## [Input material]
● ● ● ●

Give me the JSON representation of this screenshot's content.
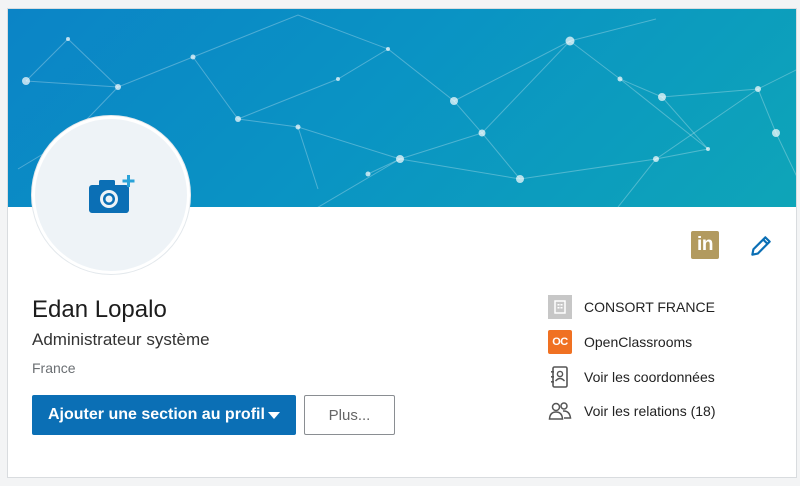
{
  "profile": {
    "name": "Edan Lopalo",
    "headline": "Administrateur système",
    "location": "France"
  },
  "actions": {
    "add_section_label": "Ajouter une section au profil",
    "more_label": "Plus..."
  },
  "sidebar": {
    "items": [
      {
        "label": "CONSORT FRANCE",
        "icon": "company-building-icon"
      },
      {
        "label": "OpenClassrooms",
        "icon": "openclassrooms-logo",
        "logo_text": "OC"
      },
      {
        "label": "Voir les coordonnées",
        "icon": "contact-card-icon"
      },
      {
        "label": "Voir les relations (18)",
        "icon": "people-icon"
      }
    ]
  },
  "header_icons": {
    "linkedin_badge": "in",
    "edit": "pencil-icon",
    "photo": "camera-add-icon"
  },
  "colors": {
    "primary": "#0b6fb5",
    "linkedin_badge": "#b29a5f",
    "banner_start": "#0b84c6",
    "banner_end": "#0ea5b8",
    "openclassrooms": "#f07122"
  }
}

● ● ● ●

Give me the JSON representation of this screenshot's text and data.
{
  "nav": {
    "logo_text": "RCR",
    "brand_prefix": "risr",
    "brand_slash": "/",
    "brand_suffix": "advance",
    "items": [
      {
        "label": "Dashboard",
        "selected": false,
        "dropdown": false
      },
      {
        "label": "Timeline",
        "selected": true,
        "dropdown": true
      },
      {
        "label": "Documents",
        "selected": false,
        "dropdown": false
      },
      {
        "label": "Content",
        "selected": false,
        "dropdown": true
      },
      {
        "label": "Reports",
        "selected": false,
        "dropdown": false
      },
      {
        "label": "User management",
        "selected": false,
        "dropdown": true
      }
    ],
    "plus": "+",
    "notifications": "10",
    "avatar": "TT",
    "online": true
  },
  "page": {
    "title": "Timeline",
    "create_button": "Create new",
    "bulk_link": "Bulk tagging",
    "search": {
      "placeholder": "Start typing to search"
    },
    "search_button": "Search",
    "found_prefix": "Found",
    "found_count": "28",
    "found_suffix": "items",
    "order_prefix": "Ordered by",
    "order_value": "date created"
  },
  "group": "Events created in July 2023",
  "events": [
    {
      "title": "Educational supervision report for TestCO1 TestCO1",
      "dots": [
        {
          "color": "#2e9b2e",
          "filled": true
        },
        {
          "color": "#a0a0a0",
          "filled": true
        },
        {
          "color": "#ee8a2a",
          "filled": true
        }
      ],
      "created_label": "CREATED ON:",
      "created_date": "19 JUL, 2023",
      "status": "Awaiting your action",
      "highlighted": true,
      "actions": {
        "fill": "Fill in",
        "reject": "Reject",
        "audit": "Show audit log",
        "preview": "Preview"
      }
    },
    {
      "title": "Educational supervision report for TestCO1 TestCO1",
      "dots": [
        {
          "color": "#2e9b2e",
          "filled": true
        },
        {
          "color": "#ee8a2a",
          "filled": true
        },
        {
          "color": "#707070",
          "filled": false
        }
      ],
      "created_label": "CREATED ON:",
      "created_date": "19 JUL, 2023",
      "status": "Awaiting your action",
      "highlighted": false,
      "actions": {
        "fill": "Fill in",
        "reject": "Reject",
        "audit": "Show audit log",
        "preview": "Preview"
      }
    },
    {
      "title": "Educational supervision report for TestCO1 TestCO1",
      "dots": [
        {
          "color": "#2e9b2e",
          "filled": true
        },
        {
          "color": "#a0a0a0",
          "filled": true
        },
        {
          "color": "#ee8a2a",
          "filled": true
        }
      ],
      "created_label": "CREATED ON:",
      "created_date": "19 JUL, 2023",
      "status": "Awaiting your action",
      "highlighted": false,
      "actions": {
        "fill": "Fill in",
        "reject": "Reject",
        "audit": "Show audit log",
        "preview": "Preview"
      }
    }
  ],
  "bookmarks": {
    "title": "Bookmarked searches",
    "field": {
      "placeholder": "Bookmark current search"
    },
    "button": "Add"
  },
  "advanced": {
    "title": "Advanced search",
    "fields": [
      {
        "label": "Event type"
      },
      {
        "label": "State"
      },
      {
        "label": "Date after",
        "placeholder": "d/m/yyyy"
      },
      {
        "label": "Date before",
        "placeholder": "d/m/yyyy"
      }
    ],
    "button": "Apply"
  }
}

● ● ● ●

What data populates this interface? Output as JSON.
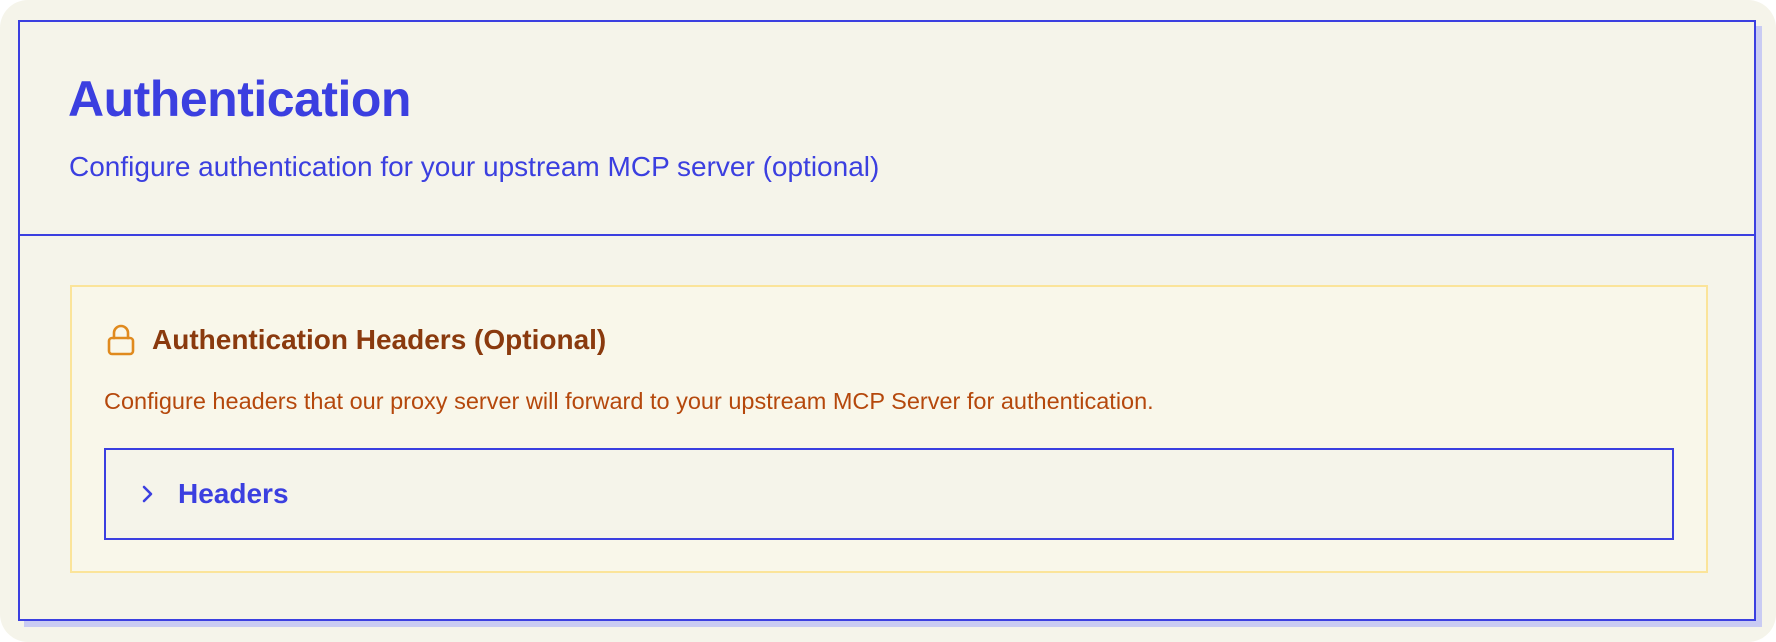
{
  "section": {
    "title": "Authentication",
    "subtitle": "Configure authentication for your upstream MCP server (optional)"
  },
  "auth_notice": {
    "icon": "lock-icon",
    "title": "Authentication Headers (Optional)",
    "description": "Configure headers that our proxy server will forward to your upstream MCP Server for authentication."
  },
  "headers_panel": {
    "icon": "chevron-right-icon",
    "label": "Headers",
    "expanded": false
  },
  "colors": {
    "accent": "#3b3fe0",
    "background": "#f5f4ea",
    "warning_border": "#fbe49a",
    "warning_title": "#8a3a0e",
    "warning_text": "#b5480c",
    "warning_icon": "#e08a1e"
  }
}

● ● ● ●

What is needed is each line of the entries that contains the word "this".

Give me the JSON representation of this screenshot's content.
Give me the JSON representation of this screenshot's text and data.
What data populates this interface? Output as JSON.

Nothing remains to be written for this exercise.